Just to be clear, I think the Eich thing was a witch-hunt. As is the counter-witch-hunt.
It's absolutely true. There were a bunch of blog posts by Mozilla employees supporting Brendan as CEO (even though many disagreed with his position on Prop 8), all completely ignored by the media. Looking at the relevant date range on http://planet.mozilla.org/ should find them...
Uh.... Christie Koehler explicitly said she thought Brendan would do a good job as CEO. So I'm a bit confused about why you're lumping her into your list.
Three board members didn't quit over Brendan's presence as CEO. But the Wall Street Journal _did_ make up a story to that effect, which has gotten widely quoted, and refused to retract it when it was pointed out it was false.
https://blog.mozilla.org/blog/... has a Q&A on the issue, but basically two of the board members had wanted to move on to other things for a while but stuck it out until the end of the CEO search (because that was the board's primary job at the time). They left the board as soon as a CEO was chosen, a week or two before the choice was even announced.
The third board member who left did leave because he did not think Brendan would make a good CEO, but for reasons that have nothing to do with the Prop 8 mess.
Just for context, a number of Mozilla employees spoke up in support of Brendan during the goings on (twitter, blogs, etc).
Further, he explicitly asked people to keep working on the Mozilla mission, even without him. Keep in mind that Mozilla is not just a company; most people who are there aren't there just for the paycheck...
Now obviously they (we?) could have gone ahead and just imploded the Mozilla project over this issue by leaving.

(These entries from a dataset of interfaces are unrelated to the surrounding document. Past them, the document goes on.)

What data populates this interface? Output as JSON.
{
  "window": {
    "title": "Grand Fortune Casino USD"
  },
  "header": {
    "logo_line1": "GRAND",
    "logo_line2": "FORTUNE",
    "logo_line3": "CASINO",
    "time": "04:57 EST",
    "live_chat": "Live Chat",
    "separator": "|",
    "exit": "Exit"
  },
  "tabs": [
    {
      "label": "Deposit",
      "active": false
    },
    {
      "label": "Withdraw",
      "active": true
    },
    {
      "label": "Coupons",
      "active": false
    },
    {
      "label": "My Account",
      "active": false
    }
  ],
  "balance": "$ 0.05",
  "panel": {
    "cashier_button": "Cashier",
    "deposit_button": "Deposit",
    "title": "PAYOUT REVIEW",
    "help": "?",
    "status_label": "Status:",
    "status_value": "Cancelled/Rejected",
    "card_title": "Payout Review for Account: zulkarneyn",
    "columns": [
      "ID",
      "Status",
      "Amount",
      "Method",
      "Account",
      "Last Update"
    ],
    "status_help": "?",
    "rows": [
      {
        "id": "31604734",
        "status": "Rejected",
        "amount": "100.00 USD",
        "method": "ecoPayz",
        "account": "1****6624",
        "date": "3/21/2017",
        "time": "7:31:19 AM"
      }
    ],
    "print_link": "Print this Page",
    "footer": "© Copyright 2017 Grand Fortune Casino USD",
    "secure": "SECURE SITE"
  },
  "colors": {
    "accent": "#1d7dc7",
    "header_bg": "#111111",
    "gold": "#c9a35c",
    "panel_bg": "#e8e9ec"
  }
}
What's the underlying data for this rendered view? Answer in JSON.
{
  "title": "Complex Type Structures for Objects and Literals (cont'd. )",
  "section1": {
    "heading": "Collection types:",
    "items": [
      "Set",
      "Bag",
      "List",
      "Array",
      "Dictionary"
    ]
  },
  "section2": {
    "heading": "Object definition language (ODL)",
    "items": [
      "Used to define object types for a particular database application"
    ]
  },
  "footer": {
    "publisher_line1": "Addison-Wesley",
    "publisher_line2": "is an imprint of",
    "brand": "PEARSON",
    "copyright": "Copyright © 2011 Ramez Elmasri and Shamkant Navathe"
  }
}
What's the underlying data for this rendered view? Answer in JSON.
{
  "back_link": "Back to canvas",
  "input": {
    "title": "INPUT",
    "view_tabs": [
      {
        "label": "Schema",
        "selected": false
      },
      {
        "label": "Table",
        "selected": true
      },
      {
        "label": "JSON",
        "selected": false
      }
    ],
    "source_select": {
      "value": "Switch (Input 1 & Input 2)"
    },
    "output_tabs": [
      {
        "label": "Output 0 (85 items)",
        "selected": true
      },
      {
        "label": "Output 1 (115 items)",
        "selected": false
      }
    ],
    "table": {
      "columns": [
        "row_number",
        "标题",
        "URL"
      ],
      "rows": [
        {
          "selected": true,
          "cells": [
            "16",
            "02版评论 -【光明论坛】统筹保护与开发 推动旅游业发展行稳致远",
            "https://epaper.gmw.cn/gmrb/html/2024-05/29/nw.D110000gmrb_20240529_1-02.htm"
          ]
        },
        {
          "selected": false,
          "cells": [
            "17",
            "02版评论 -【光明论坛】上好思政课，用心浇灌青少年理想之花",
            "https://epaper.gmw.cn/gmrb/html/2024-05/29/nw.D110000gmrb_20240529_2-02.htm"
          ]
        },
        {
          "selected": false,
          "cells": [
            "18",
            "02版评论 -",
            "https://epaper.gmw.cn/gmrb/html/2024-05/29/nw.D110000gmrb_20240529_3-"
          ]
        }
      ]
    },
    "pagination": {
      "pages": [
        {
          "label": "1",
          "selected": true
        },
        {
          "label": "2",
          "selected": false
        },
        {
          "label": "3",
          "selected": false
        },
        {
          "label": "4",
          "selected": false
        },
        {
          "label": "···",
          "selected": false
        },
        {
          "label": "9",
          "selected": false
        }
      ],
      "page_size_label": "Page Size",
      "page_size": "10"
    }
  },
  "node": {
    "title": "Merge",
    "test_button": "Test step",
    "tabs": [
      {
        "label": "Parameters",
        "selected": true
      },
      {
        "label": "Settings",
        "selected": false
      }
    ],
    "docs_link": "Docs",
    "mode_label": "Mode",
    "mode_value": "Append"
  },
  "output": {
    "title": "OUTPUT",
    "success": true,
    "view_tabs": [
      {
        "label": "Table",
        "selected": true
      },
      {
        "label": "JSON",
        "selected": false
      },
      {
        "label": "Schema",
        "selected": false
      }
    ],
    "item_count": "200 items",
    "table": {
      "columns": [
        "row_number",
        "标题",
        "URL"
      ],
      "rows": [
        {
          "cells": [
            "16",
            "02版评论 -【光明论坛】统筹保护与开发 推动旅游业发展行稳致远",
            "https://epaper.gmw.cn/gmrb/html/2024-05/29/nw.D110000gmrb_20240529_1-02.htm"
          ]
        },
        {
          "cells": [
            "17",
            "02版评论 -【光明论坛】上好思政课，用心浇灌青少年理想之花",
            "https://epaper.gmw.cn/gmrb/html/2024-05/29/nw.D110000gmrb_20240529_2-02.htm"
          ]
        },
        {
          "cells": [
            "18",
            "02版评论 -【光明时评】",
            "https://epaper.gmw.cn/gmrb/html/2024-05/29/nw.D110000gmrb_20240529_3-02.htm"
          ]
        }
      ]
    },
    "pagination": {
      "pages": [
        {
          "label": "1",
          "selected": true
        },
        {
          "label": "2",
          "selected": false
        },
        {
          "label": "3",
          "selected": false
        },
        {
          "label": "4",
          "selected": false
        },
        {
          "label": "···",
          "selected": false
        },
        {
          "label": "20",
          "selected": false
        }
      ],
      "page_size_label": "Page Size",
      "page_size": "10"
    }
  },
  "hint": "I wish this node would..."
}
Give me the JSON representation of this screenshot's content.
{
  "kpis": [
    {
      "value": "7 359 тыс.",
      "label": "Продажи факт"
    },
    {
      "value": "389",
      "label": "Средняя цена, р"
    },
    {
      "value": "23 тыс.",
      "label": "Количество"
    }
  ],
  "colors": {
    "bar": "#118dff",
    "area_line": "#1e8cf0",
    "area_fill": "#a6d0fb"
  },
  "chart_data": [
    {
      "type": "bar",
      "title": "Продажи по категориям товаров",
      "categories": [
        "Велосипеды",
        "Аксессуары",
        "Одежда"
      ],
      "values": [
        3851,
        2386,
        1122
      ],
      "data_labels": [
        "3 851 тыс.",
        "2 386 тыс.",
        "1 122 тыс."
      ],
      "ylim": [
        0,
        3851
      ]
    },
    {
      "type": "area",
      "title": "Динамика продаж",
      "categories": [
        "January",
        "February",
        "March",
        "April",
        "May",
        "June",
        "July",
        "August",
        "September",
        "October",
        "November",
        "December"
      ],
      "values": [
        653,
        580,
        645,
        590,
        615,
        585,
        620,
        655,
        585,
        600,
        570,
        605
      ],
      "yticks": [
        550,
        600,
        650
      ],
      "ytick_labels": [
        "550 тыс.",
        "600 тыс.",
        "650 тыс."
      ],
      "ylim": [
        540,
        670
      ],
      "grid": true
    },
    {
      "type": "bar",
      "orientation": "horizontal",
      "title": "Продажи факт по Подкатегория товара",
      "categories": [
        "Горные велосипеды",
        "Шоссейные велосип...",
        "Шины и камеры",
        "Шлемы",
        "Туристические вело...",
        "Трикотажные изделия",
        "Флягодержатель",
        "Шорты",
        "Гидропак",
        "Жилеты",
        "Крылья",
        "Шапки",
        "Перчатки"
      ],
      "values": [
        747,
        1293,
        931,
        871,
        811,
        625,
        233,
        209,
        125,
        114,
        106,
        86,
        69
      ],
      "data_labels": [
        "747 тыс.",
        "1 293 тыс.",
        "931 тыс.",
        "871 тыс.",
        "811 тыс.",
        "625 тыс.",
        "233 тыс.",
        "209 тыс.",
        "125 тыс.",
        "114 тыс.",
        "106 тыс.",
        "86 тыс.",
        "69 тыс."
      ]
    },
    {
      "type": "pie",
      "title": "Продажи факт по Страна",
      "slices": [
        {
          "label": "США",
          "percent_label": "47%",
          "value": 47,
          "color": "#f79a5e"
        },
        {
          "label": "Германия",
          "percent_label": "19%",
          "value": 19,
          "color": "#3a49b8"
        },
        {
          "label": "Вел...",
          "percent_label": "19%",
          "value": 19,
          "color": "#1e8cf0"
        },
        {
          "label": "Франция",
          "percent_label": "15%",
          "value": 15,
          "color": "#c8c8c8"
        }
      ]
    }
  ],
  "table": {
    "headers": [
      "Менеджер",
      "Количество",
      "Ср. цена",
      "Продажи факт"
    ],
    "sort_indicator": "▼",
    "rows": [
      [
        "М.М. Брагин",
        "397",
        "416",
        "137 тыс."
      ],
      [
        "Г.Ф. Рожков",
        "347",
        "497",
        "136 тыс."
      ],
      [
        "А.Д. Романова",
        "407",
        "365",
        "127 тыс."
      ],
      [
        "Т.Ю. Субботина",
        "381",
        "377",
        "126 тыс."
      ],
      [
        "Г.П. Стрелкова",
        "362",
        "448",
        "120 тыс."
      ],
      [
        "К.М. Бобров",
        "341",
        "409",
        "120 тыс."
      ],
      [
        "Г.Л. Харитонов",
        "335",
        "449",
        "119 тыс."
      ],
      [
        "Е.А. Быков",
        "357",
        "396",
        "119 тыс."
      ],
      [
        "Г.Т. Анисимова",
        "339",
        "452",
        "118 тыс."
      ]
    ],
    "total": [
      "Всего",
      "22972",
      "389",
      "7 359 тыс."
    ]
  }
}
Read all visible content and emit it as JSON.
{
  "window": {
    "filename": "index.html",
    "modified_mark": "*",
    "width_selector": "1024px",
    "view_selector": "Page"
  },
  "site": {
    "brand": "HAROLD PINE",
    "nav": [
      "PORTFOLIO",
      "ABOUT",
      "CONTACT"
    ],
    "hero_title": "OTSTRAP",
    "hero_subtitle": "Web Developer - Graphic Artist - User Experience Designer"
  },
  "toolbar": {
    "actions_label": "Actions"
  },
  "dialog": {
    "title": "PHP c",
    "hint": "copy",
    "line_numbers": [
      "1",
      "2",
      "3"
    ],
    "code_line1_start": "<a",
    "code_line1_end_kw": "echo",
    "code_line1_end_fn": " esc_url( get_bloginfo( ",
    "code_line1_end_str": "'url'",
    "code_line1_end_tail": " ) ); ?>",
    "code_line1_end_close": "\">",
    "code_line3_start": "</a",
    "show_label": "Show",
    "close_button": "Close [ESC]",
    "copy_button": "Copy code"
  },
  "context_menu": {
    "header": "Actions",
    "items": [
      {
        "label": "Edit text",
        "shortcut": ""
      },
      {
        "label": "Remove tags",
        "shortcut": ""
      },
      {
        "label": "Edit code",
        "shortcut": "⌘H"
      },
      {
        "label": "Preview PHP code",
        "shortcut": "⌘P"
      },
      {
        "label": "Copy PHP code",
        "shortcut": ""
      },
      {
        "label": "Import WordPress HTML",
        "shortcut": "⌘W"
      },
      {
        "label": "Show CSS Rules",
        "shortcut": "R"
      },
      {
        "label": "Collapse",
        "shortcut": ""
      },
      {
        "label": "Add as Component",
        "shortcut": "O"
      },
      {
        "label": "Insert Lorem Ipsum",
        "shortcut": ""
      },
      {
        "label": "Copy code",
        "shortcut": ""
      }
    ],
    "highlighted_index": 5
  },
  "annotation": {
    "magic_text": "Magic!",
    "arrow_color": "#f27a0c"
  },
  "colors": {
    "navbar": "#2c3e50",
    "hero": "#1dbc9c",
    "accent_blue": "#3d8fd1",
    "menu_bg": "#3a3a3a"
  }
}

Would that have made Brendan feel better? I sort of doubt that.
Mozilla is not a public company. It is a 501C3 tax exempt non profit and its wholly owned taxable subsidiary. Our stockholders are the people of the world. Our decisions are based on maximizing the value of the Internet for the benefit of everyone everywhere, especially those who lack representation from the giant institutional multinational publicly traded corporations like Google, Apple, Facebook, and Microsoft.
There is a difference between "self determination" and "referendum performed under armed guard, with no international election observers allowed into the country", but it's a subtle one, I grant. That said, it's the sort of difference that can give you a 95% "Join Russia" vote, with 80% turnout (76% of total voters, if you do the math) in a region where at most 60% of the population is ethnic Russian and at least 10% (the Tatars) are _extremely_ unlikely to have vote for union with Russia.
If you think those referendum results are fair and represent self-determination, I have a bridge I'd like to sell you.
You need an account if you want to use Mozilla's sync service.
If you don't want to use sync, or if you want to run your own sync server instead of using Mozilla's, then you don't need an account.
Uh... They do have gas. In Crimea. See http://www.reuters.com/article...
Which phones with 128MB or 256MB of RAM run a modern version of Android?
Firefox OS is trying to fix much of this.
The Web is the most successful platform of all time and we're leading the pack on bringing a the Web platform to mobile in a way that's integrated rather than fractured like the existing app store models.
Assuming the extension works on Chrome on iOS. Which it may not, since that uses a fairly different architecture and rendering engine from Chrome on other platforms...
For what it's worth, "millions of dollars" is a pretty low bar. A million dollars in the US will get you _maybe_ 5 person-years worth of work from anyone at all competent (using the normal rule of thumb that an employees cost to the employer is about 2x salary once you take into account benefits, employer taxes, equipment, office space, etc).
So 10 million dollars will get you a 10 years worth of work from 5 developers. As an example, the PyPy project is 10 years old....
For JS, between the various browser vendors, the right number is probably closer to 300-500 person-years (see https://news.ycombinator.com/i... for an attempted breakdown). Figure $100 million as a low estimate. Chances are, the people involved are being paid more than $100k a year, so adjust the estimate up accordingly...
- All addons hosted by Mozilla get reviewed.
- Open source is not required, but source disclosure to Mozilla is.
- Any update to the addon triggers a new review cycle.
The other option is to review updates to extensions before pushing them out to users. That's what Mozilla does with Firefox extensions.